Start studying the Dutch way

Critical is clever, not nasty

In the Netherlands, like in many Anglo-Saxon countries, it is common that students are expected to think critically, present reasoned arguments, evaluate other people’s arguments and to interact with teachers and fellow students. At times you may even disagree with your lecturer or tutor!

Reproducing knowledge is often not sufficient or recommended

Do you come from a culture that emphasizes acquiring and reproducing knowledge?
If so, you may need to give yourself time to get used to the more interactive approach in the Netherlands and to develop new skills. It can be a good idea to let people at home know that the approach here is different and that your grades may initially be lower.

Asking questions is praised

“There is no such thing as a dumb question” is a saying often used in the Netherlands. It is always important to determine if you understand the study material yourself.
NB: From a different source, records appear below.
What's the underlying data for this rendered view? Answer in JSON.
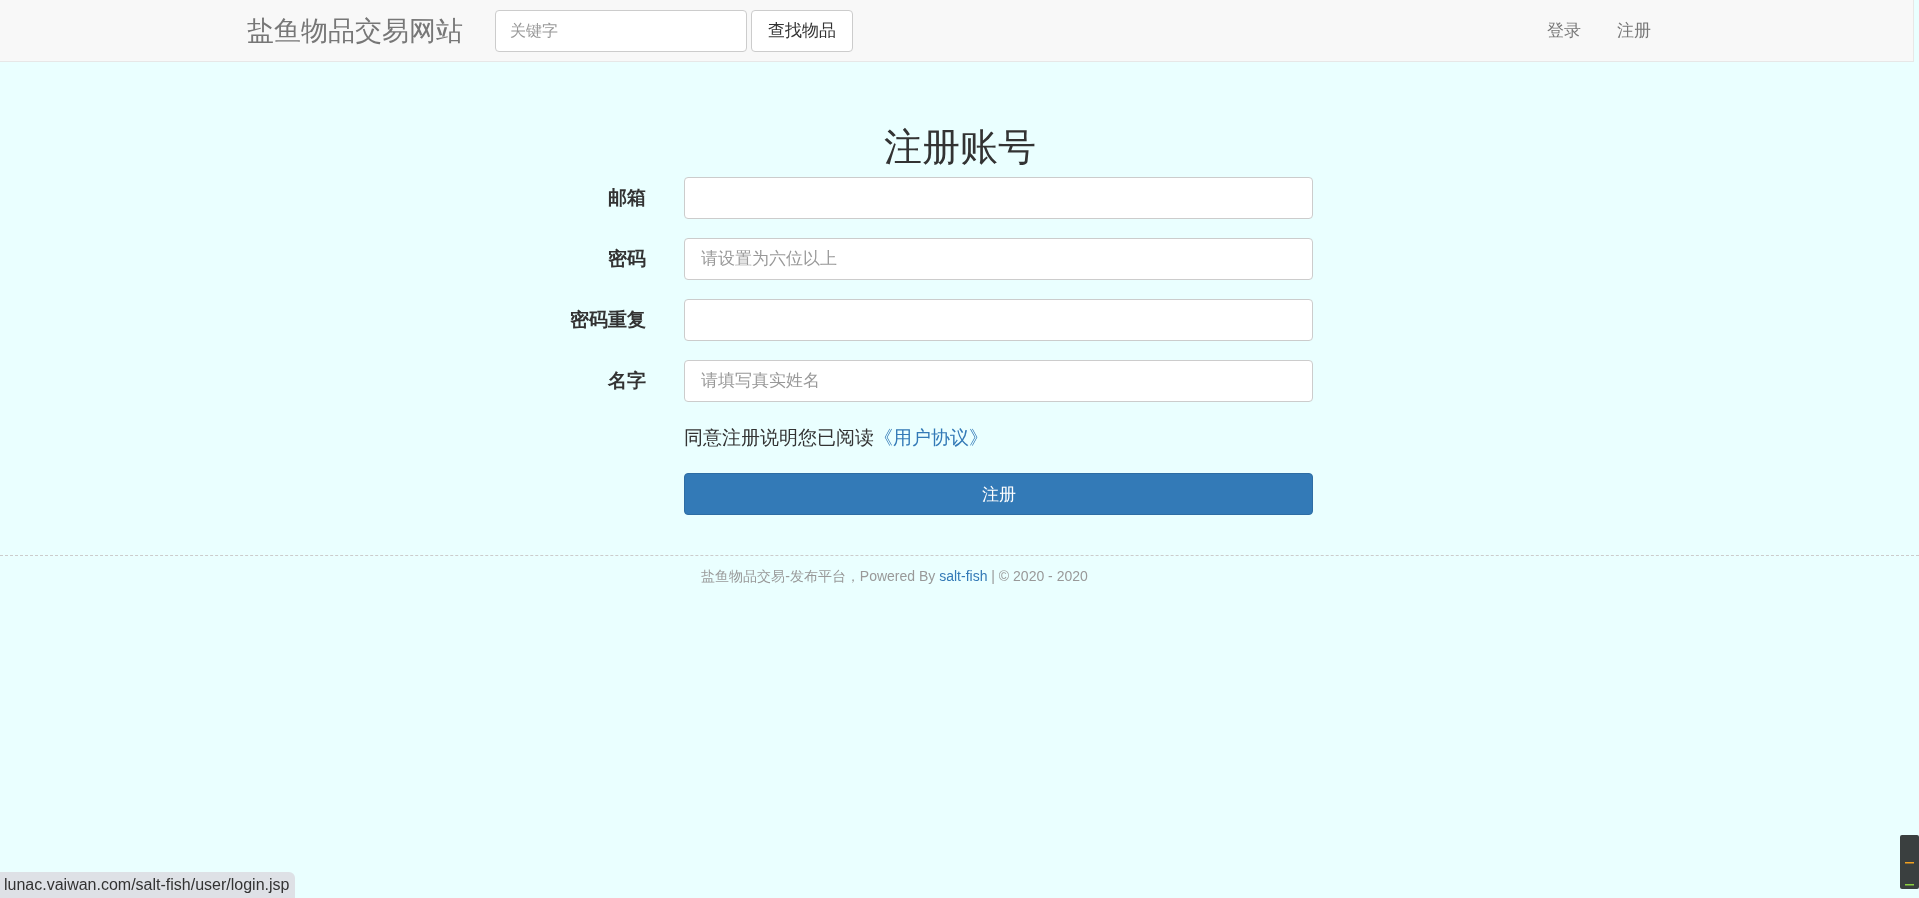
{
  "navbar": {
    "brand": "盐鱼物品交易网站",
    "search": {
      "placeholder": "关键字"
    },
    "search_button": "查找物品",
    "links": [
      "登录",
      "注册"
    ]
  },
  "form": {
    "title": "注册账号",
    "fields": [
      {
        "label": "邮箱"
      },
      {
        "label": "密码",
        "placeholder": "请设置为六位以上"
      },
      {
        "label": "密码重复"
      },
      {
        "label": "名字",
        "placeholder": "请填写真实姓名"
      }
    ],
    "agreement": {
      "text": "同意注册说明您已阅读",
      "link": "《用户协议》"
    },
    "submit": "注册"
  },
  "footer": {
    "text": "盐鱼物品交易-发布平台，Powered By ",
    "link": "salt-fish",
    "text_after": " | © 2020 - 2020"
  },
  "status_bar": {
    "url": "lunac.vaiwan.com/salt-fish/user/login.jsp"
  }
}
If you don’t understand something, ask for an example to illustrate the study material or for a more detailed explanation.

Learn from each other, not only from your lecturer or tutor

Discuss examples from your culture and your point of view. This might be very interesting to your fellow classmates, and you can learn from each other, not only from the lecturer or tutor.

5 Tips to help you succeed

  1. Allow yourself time to adjust to Dutch culture. Be easy on yourself, and at the same time keep active by sharing your thoughts in social networks. You may well make friends sharing the same experience.
  2. Keep on top of your study.
    Do not fall behind. Stay involved. The more involved you feel in your new environment, the faster you will settle into the Dutch way.
  3. Stay in contact with friends and family at home.
    Regular, but not excessive, contact with home can help a lot, especially in the beginning.
  4. Make sure you do not isolate yourself.
    You can call in at the ISN Common Room Mon-Fri between 15.00 hrs and 19.00 hrs to chat with other international students in a relaxed atmosphere.
  5. Seek help and support when needed.
    If you are having difficulty settling in, the Student Counseling Service has trained counselors you can talk to.
 

Last Modified: 01-02-2010